**EXERCISE DIRECTIONS**
Working from the entries that follow, retype each one without any alteration.

**PROVIDED ENTRIES**
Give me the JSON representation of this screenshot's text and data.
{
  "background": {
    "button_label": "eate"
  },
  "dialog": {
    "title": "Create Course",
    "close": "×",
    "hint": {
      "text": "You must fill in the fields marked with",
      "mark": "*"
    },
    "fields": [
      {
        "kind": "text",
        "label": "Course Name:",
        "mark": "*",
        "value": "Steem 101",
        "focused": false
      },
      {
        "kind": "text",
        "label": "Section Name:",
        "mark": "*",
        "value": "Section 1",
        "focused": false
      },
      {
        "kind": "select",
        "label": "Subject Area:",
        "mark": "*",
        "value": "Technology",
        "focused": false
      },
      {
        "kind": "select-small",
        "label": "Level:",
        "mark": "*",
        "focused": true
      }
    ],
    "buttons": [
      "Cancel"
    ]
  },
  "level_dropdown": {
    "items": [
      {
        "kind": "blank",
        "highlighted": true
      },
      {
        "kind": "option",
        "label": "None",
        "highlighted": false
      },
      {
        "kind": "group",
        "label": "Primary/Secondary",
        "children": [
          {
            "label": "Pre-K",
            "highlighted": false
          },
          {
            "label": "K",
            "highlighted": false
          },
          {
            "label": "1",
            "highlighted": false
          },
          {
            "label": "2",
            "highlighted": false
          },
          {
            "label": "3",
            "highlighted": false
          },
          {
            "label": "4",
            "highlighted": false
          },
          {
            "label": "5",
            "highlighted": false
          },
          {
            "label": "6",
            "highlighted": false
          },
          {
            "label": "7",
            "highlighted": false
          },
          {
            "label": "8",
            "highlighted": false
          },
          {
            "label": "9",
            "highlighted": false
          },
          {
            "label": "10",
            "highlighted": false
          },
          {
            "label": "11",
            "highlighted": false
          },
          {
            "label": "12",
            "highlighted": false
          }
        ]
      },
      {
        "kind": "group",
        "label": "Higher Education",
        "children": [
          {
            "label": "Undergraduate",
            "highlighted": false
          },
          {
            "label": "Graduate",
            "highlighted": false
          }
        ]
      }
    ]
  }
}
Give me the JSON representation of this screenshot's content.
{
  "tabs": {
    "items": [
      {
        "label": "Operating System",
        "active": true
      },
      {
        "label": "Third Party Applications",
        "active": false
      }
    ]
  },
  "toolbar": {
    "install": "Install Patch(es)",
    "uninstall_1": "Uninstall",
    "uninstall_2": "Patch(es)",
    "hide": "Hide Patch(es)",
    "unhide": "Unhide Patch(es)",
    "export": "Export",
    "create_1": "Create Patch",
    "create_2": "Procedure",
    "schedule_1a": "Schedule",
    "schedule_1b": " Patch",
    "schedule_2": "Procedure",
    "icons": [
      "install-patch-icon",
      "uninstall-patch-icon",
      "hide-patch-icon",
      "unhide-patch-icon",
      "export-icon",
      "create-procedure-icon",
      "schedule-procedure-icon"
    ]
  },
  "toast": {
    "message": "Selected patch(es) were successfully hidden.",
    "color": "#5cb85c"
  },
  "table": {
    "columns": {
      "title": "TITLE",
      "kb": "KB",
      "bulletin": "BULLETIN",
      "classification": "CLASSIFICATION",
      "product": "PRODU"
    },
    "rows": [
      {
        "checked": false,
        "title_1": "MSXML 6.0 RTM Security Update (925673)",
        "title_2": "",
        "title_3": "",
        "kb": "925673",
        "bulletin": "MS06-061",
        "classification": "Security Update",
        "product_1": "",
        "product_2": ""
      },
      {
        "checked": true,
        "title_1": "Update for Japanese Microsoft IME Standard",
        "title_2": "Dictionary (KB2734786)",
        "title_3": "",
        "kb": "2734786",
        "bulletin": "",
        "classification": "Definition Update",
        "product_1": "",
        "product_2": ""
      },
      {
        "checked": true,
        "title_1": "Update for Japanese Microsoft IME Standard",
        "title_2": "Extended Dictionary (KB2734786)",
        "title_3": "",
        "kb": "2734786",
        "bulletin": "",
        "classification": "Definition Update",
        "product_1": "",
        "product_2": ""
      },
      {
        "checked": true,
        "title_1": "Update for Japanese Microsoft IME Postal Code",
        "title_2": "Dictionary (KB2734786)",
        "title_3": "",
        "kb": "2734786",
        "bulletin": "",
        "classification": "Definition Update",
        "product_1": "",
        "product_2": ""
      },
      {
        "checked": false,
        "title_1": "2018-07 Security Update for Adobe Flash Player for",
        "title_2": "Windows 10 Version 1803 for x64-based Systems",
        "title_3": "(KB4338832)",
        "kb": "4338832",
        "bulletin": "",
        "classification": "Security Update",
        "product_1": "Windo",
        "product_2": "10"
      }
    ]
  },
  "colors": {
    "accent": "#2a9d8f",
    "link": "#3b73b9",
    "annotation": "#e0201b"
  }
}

**ANSWER FOR THE TASK**
Give me the JSON representation of this screenshot's text and data.
{
  "background": {
    "button_label": "eate"
  },
  "dialog": {
    "title": "Create Course",
    "close": "×",
    "hint": {
      "text": "You must fill in the fields marked with",
      "mark": "*"
    },
    "fields": [
      {
        "kind": "text",
        "label": "Course Name:",
        "mark": "*",
        "value": "Steem 101",
        "focused": false
      },
      {
        "kind": "text",
        "label": "Section Name:",
        "mark": "*",
        "value": "Section 1",
        "focused": false
      },
      {
        "kind": "select",
        "label": "Subject Area:",
        "mark": "*",
        "value": "Technology",
        "focused": false
      },
      {
        "kind": "select-small",
        "label": "Level:",
        "mark": "*",
        "focused": true
      }
    ],
    "buttons": [
      "Cancel"
    ]
  },
  "level_dropdown": {
    "items": [
      {
        "kind": "blank",
        "highlighted": true
      },
      {
        "kind": "option",
        "label": "None",
        "highlighted": false
      },
      {
        "kind": "group",
        "label": "Primary/Secondary",
        "children": [
          {
            "label": "Pre-K",
            "highlighted": false
          },
          {
            "label": "K",
            "highlighted": false
          },
          {
            "label": "1",
            "highlighted": false
          },
          {
            "label": "2",
            "highlighted": false
          },
          {
            "label": "3",
            "highlighted": false
          },
          {
            "label": "4",
            "highlighted": false
          },
          {
            "label": "5",
            "highlighted": false
          },
          {
            "label": "6",
            "highlighted": false
          },
          {
            "label": "7",
            "highlighted": false
          },
          {
            "label": "8",
            "highlighted": false
          },
          {
            "label": "9",
            "highlighted": false
          },
          {
            "label": "10",
            "highlighted": false
          },
          {
            "label": "11",
            "highlighted": false
          },
          {
            "label": "12",
            "highlighted": false
          }
        ]
      },
      {
        "kind": "group",
        "label": "Higher Education",
        "children": [
          {
            "label": "Undergraduate",
            "highlighted": false
          },
          {
            "label": "Graduate",
            "highlighted": false
          }
        ]
      }
    ]
  }
}
Give me the JSON representation of this screenshot's content.
{
  "tabs": {
    "items": [
      {
        "label": "Operating System",
        "active": true
      },
      {
        "label": "Third Party Applications",
        "active": false
      }
    ]
  },
  "toolbar": {
    "install": "Install Patch(es)",
    "uninstall_1": "Uninstall",
    "uninstall_2": "Patch(es)",
    "hide": "Hide Patch(es)",
    "unhide": "Unhide Patch(es)",
    "export": "Export",
    "create_1": "Create Patch",
    "create_2": "Procedure",
    "schedule_1a": "Schedule",
    "schedule_1b": " Patch",
    "schedule_2": "Procedure",
    "icons": [
      "install-patch-icon",
      "uninstall-patch-icon",
      "hide-patch-icon",
      "unhide-patch-icon",
      "export-icon",
      "create-procedure-icon",
      "schedule-procedure-icon"
    ]
  },
  "toast": {
    "message": "Selected patch(es) were successfully hidden.",
    "color": "#5cb85c"
  },
  "table": {
    "columns": {
      "title": "TITLE",
      "kb": "KB",
      "bulletin": "BULLETIN",
      "classification": "CLASSIFICATION",
      "product": "PRODU"
    },
    "rows": [
      {
        "checked": false,
        "title_1": "MSXML 6.0 RTM Security Update (925673)",
        "title_2": "",
        "title_3": "",
        "kb": "925673",
        "bulletin": "MS06-061",
        "classification": "Security Update",
        "product_1": "",
        "product_2": ""
      },
      {
        "checked": true,
        "title_1": "Update for Japanese Microsoft IME Standard",
        "title_2": "Dictionary (KB2734786)",
        "title_3": "",
        "kb": "2734786",
        "bulletin": "",
        "classification": "Definition Update",
        "product_1": "",
        "product_2": ""
      },
      {
        "checked": true,
        "title_1": "Update for Japanese Microsoft IME Standard",
        "title_2": "Extended Dictionary (KB2734786)",
        "title_3": "",
        "kb": "2734786",
        "bulletin": "",
        "classification": "Definition Update",
        "product_1": "",
        "product_2": ""
      },
      {
        "checked": true,
        "title_1": "Update for Japanese Microsoft IME Postal Code",
        "title_2": "Dictionary (KB2734786)",
        "title_3": "",
        "kb": "2734786",
        "bulletin": "",
        "classification": "Definition Update",
        "product_1": "",
        "product_2": ""
      },
      {
        "checked": false,
        "title_1": "2018-07 Security Update for Adobe Flash Player for",
        "title_2": "Windows 10 Version 1803 for x64-based Systems",
        "title_3": "(KB4338832)",
        "kb": "4338832",
        "bulletin": "",
        "classification": "Security Update",
        "product_1": "Windo",
        "product_2": "10"
      }
    ]
  },
  "colors": {
    "accent": "#2a9d8f",
    "link": "#3b73b9",
    "annotation": "#e0201b"
  }
}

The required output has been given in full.